“Dig Infinity!” The Play

Dig Infinity! is an immersive theatrical presentation celebrating and exploring the legacy of Lord Buckley.

Dig Infinity! received its first full productions at the 2014 Planet Connections Theatre Festivity and garnered three of the fest’s top honors: Outstanding Production of an Adaptation, Outstanding Lead Actor (Oliver Trager) and Outstanding Supporting Actor (Russell Jordan).

Lord Buckley (1906-1960) was a visionary American humorist, storyteller, porto-rapper and hipster saint best known for transforming Bible stories, Shakespeare soliloquies, myth, legend and history into one-of-a-kind beat monologues combining black street argot and the King’s English into a jazzy patois and worldview that anticipated psychedelia and rap by decades. “Jonah & The Whale,” “The Hip Gahn,” “Scrooge,” “Hipsters, Flipsters & Finger-Poppin’ Daddies,” and “The Nazz” are just a few of his hallmark monologues that are the stuff of bohemian fable.

In a surreal radio station on the midnight after his death, Lord Buckley spins out his life story to a DJ named Orpheus while demonstrating his unique stylized material. As the two talk—a dialogue interspersed with multiple flashbacks to various points in Lord Buckley’s life—the conversation shifts into a discussion about the importance of truth and art, a topic which includes a trip to Hades and a cameo by God himself as it becomes increasingly apparent that Lord Buckley is bargaining for his very soul.

Lord Buckley’s life and art remain so resonantly timely and why each new generation seems to rediscover and revere his legacy are the ways in which it confronts and comments on controversial components of contemporary American life: religion, language, art, sex, drugs, and, most saliently, race.
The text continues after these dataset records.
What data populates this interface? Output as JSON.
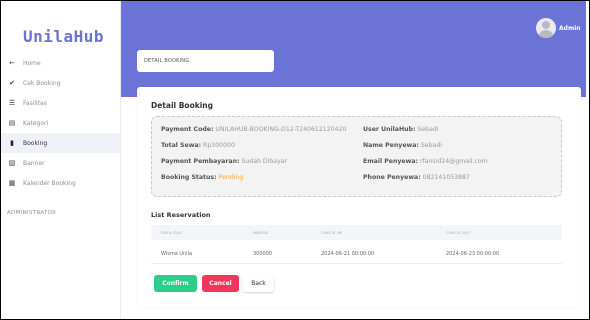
{
  "app": {
    "brand": "UnilaHub"
  },
  "sidebar": {
    "items": [
      {
        "label": "Home",
        "icon": "arrow-left-icon",
        "glyph": "←",
        "active": false
      },
      {
        "label": "Cek Booking",
        "icon": "check-icon",
        "glyph": "✔",
        "active": false
      },
      {
        "label": "Fasilitas",
        "icon": "list-icon",
        "glyph": "☰",
        "active": false
      },
      {
        "label": "Kategori",
        "icon": "table-icon",
        "glyph": "▤",
        "active": false
      },
      {
        "label": "Booking",
        "icon": "book-icon",
        "glyph": "▮",
        "active": true
      },
      {
        "label": "Banner",
        "icon": "image-icon",
        "glyph": "▨",
        "active": false
      },
      {
        "label": "Kalender Booking",
        "icon": "calendar-icon",
        "glyph": "▦",
        "active": false
      }
    ],
    "section_label": "ADMINISTRATOR"
  },
  "header": {
    "user_name": "Admin"
  },
  "breadcrumb": {
    "title": "DETAIL BOOKING"
  },
  "detail": {
    "title": "Detail Booking",
    "payment_code": {
      "label": "Payment Code:",
      "value": "UNILAHUB-BOOKING-D12-T240612120420"
    },
    "total_sewa": {
      "label": "Total Sewa:",
      "value": "Rp300000"
    },
    "payment_status": {
      "label": "Payment Pembayaran:",
      "value": "Sudah Dibayar"
    },
    "booking_status": {
      "label": "Booking Status:",
      "value": "Pending",
      "color": "#f0a63c"
    },
    "user": {
      "label": "User UnilaHub:",
      "value": "Sebadi"
    },
    "name": {
      "label": "Name Penyewa:",
      "value": "Sebadi"
    },
    "email": {
      "label": "Email Penyewa:",
      "value": "rfansid24@gmail.com"
    },
    "phone": {
      "label": "Phone Penyewa:",
      "value": "082141053887"
    }
  },
  "reservations": {
    "title": "List Reservation",
    "columns": [
      "FASILITAS",
      "HARGA",
      "CHECK IN",
      "CHECK OUT"
    ],
    "rows": [
      [
        "Wisma Unila",
        "300000",
        "2024-06-21 00:00:00",
        "2024-06-23 00:00:00"
      ]
    ]
  },
  "actions": {
    "confirm_label": "Confirm",
    "cancel_label": "Cancel",
    "back_label": "Back"
  },
  "colors": {
    "primary": "#6b74d6",
    "confirm": "#2dce89",
    "cancel": "#f5365c"
  }
}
Yet despite being a secret subterranean hero to the likes of Bob Dylan, the Beatles, Grateful Dead, Robin Williams, Bill T. Jones, Ken Kesey, Joni Mitchell, Tom Waits, George Carlin, Whoopi Goldberg, James Taylor, Roseanne, Jimmy Buffett, Joan Baez, Julie Taymor and scores of others, Buckley’s achievement has remained tragically overlooked.